### PROBLEM TO WORK ON
Report each line of the entries that contains the word "title", copied in full.

Data records for software interfaces:
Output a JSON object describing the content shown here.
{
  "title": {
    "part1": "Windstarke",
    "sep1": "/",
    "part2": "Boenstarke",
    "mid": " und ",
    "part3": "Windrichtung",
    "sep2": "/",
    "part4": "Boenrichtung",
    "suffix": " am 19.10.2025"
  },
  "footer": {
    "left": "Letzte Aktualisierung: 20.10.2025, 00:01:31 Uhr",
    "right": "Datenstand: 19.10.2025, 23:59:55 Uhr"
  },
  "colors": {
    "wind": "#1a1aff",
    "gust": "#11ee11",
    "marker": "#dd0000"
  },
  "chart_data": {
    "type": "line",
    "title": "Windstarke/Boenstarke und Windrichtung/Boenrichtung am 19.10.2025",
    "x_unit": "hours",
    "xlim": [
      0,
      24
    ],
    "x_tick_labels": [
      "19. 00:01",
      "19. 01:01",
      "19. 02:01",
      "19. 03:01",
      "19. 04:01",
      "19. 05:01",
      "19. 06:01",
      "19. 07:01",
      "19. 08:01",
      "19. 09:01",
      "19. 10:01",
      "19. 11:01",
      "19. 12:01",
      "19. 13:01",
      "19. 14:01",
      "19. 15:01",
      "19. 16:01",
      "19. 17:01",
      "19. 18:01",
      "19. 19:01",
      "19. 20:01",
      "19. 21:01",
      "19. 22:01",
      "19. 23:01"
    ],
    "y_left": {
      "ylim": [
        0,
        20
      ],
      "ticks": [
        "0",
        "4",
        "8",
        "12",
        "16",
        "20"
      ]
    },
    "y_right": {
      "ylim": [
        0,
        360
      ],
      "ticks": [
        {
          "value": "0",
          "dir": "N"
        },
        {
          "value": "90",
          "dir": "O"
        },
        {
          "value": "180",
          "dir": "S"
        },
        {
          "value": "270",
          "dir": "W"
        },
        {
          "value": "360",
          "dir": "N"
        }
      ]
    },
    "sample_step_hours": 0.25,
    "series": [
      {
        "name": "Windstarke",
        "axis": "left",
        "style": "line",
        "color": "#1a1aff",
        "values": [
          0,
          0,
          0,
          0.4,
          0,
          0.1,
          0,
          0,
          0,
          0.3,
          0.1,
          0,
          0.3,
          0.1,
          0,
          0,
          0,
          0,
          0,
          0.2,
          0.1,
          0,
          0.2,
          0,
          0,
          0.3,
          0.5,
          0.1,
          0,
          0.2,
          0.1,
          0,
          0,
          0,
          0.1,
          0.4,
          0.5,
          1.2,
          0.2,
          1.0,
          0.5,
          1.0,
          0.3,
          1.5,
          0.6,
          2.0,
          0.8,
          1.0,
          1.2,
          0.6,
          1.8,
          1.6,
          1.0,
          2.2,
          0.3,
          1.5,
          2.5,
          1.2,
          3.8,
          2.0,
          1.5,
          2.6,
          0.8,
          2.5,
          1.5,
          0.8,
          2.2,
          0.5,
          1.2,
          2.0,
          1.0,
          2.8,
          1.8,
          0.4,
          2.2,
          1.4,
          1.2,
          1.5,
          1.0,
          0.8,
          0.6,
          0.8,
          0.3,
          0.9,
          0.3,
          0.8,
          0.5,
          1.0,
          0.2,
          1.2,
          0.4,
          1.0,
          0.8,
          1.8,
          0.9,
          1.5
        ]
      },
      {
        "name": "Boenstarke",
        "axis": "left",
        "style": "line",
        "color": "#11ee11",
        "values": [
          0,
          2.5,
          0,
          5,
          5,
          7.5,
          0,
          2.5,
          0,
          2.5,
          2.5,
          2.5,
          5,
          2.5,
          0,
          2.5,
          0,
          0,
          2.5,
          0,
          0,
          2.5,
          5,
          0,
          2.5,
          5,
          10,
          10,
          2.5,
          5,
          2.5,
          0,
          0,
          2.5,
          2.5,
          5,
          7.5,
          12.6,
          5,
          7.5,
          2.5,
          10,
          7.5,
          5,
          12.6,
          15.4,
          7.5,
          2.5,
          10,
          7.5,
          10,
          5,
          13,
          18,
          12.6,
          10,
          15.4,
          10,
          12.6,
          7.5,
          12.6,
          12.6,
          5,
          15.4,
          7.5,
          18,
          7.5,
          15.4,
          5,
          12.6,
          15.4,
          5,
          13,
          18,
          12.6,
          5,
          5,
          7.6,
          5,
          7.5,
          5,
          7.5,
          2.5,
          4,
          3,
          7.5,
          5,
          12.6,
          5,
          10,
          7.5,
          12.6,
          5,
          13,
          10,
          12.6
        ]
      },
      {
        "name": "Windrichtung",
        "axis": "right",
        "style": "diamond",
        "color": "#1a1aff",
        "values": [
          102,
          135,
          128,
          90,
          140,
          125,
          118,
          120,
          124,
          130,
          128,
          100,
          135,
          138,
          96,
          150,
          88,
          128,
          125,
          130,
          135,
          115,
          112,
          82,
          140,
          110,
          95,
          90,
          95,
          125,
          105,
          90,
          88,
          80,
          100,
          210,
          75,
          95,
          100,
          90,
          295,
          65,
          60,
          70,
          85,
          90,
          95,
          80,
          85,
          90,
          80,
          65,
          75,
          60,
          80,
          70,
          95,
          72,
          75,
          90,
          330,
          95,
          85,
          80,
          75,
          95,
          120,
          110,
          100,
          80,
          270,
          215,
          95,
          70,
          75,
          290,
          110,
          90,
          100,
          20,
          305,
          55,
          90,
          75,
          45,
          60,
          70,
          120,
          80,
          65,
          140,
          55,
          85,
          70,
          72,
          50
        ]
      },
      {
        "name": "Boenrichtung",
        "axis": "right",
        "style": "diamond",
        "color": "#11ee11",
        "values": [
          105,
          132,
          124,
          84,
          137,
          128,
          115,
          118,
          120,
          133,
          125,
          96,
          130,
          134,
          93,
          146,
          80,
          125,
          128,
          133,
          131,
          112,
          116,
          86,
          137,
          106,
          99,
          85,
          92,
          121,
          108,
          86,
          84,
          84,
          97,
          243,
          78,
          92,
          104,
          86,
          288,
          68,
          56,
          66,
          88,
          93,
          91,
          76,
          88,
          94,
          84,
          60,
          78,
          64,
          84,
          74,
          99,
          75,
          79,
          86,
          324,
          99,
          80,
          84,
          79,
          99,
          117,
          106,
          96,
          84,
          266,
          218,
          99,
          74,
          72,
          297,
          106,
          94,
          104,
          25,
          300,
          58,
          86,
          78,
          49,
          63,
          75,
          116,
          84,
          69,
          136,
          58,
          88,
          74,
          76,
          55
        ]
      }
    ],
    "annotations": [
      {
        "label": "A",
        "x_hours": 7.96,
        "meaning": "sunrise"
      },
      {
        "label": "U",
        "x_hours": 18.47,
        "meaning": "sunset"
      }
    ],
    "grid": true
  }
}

### ANSWER SPACE
  "title": {
    "title": "Windstarke/Boenstarke und Windrichtung/Boenrichtung am 19.10.2025",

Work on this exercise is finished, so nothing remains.